There were 336,655 complaints of online crime made to the Federal Bureau of Investigations’ Internet Crime Complaints Center at the height of the recession in 2009 – an increase of over 22% from the previous year. The amount of monetary loss from these crimes in 2009 was more than double what was reported in 2008, coming in just shy of $560 million.
When the COVID-19 pandemic struck in 2020, the U.S. encountered another recession. Unemployment peaked at 14.7% and, just as during the 2009 recession, there was a spike in crimes reported to the Internet Crime Complaints Center – 791,790 reports in 2020, up 69.4% from 2019.
A recent report from SEON attributes these internet crime increases, in-part, to a reduced workforce during economic slumps.
When companies cut budgets and lay off employees to save money, they can unintentionally make themselves vulnerable to attack. When staff is reduced, the remaining workers’ duties are often stretched to compensate, which can leave the organization exposed to cyber risks.

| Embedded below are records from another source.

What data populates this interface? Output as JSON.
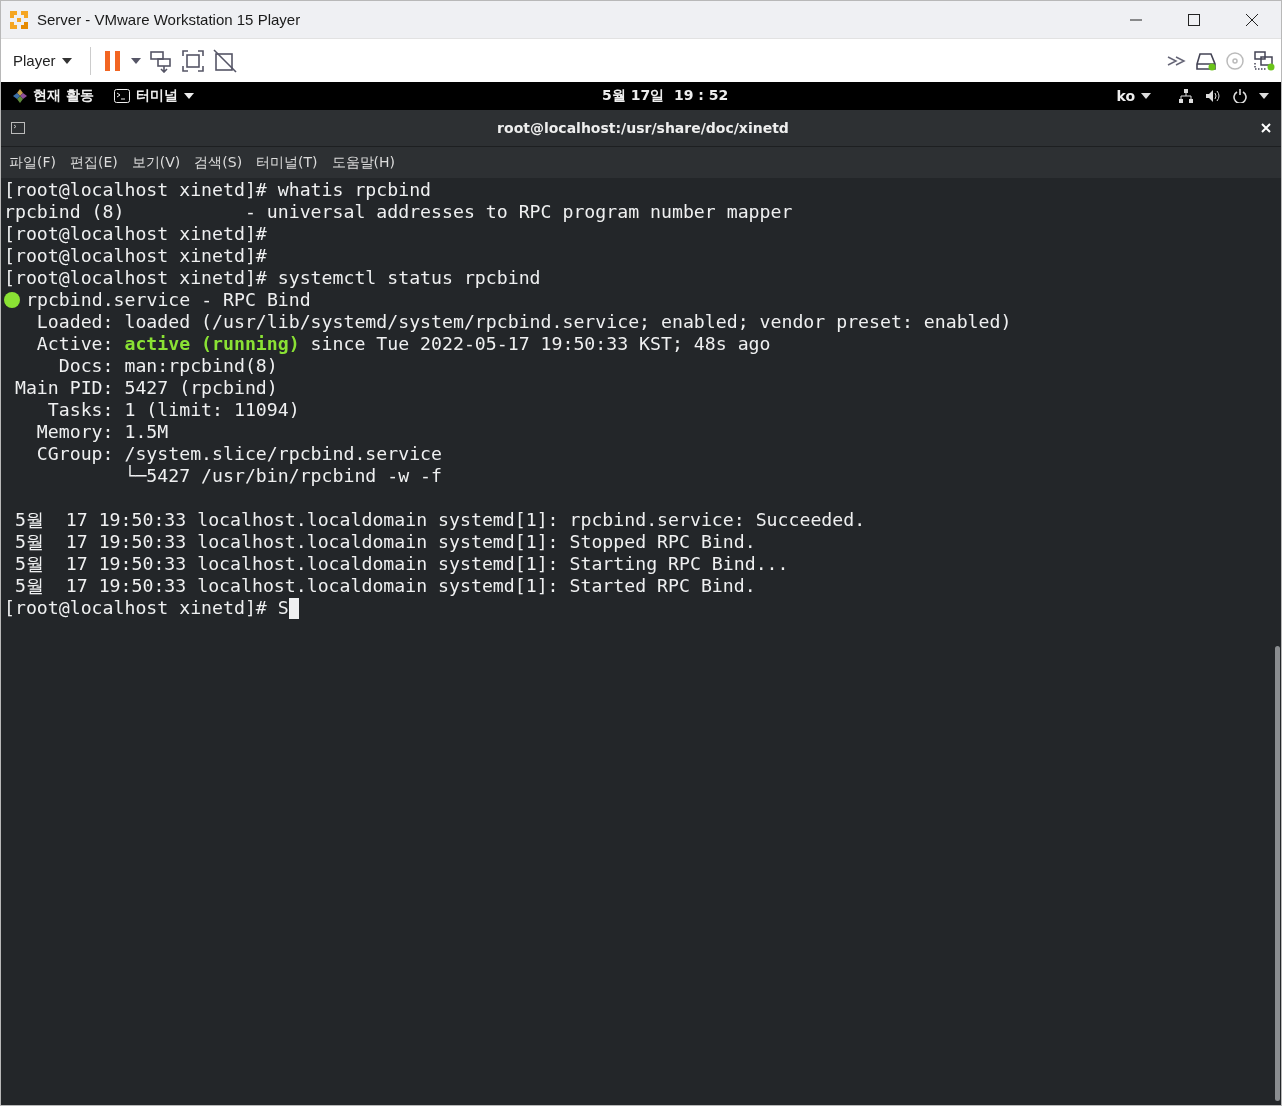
{
  "window": {
    "title": "Server - VMware Workstation 15 Player"
  },
  "toolbar": {
    "player_menu": "Player"
  },
  "top_bar": {
    "activities": "현재 활동",
    "app_menu": "터미널",
    "clock": "5월 17일  19 : 52",
    "language": "ko"
  },
  "terminal": {
    "title": "root@localhost:/usr/share/doc/xinetd",
    "menu": [
      "파일(F)",
      "편집(E)",
      "보기(V)",
      "검색(S)",
      "터미널(T)",
      "도움말(H)"
    ],
    "lines": [
      {
        "kind": "plain",
        "text": "[root@localhost xinetd]# whatis rpcbind"
      },
      {
        "kind": "plain",
        "text": "rpcbind (8)           - universal addresses to RPC program number mapper"
      },
      {
        "kind": "plain",
        "text": "[root@localhost xinetd]#"
      },
      {
        "kind": "plain",
        "text": "[root@localhost xinetd]#"
      },
      {
        "kind": "plain",
        "text": "[root@localhost xinetd]# systemctl status rpcbind"
      },
      {
        "kind": "status",
        "text": "rpcbind.service - RPC Bind",
        "color": "#8ae234"
      },
      {
        "kind": "plain",
        "text": "   Loaded: loaded (/usr/lib/systemd/system/rpcbind.service; enabled; vendor preset: enabled)"
      },
      {
        "kind": "highlight",
        "prefix": "   Active: ",
        "highlight": "active (running)",
        "suffix": " since Tue 2022-05-17 19:50:33 KST; 48s ago"
      },
      {
        "kind": "plain",
        "text": "     Docs: man:rpcbind(8)"
      },
      {
        "kind": "plain",
        "text": " Main PID: 5427 (rpcbind)"
      },
      {
        "kind": "plain",
        "text": "    Tasks: 1 (limit: 11094)"
      },
      {
        "kind": "plain",
        "text": "   Memory: 1.5M"
      },
      {
        "kind": "plain",
        "text": "   CGroup: /system.slice/rpcbind.service"
      },
      {
        "kind": "plain",
        "text": "           └─5427 /usr/bin/rpcbind -w -f"
      },
      {
        "kind": "blank"
      },
      {
        "kind": "plain",
        "text": " 5월  17 19:50:33 localhost.localdomain systemd[1]: rpcbind.service: Succeeded."
      },
      {
        "kind": "plain",
        "text": " 5월  17 19:50:33 localhost.localdomain systemd[1]: Stopped RPC Bind."
      },
      {
        "kind": "plain",
        "text": " 5월  17 19:50:33 localhost.localdomain systemd[1]: Starting RPC Bind..."
      },
      {
        "kind": "plain",
        "text": " 5월  17 19:50:33 localhost.localdomain systemd[1]: Started RPC Bind."
      },
      {
        "kind": "prompt",
        "text": "[root@localhost xinetd]# S"
      }
    ]
  }
}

The U.K. has experienced similar trends in fraud during times of recession. SEON’s report states during the 2008 recession, GDP in the U.K. decreased by 2.1%, and fraud offenses increased 7.3%. Data from Action Fraud shows the number of fraud reports in the U.K. climbed to 31,322 for the 2021 fiscal year, compared to 27,187 the year prior; and losses from fraud rose by £4.2 million between the 2020 and 2021 fiscal years.
The most common types of online crime, according to Action Fraud, for fiscal year 2021 involved social media and email hacking, though they also saw a surge in phishing messages.
To guard against online fraud, even during times of economic hardship, SEON suggests businesses:
- Strengthen vulnerable departments by providing employees with fraud prevention training.
- Implement strong fraud prevention software.
- Thoroughly check the references of all new staff.
- Have insurance in place that covers crime and fraud-related losses.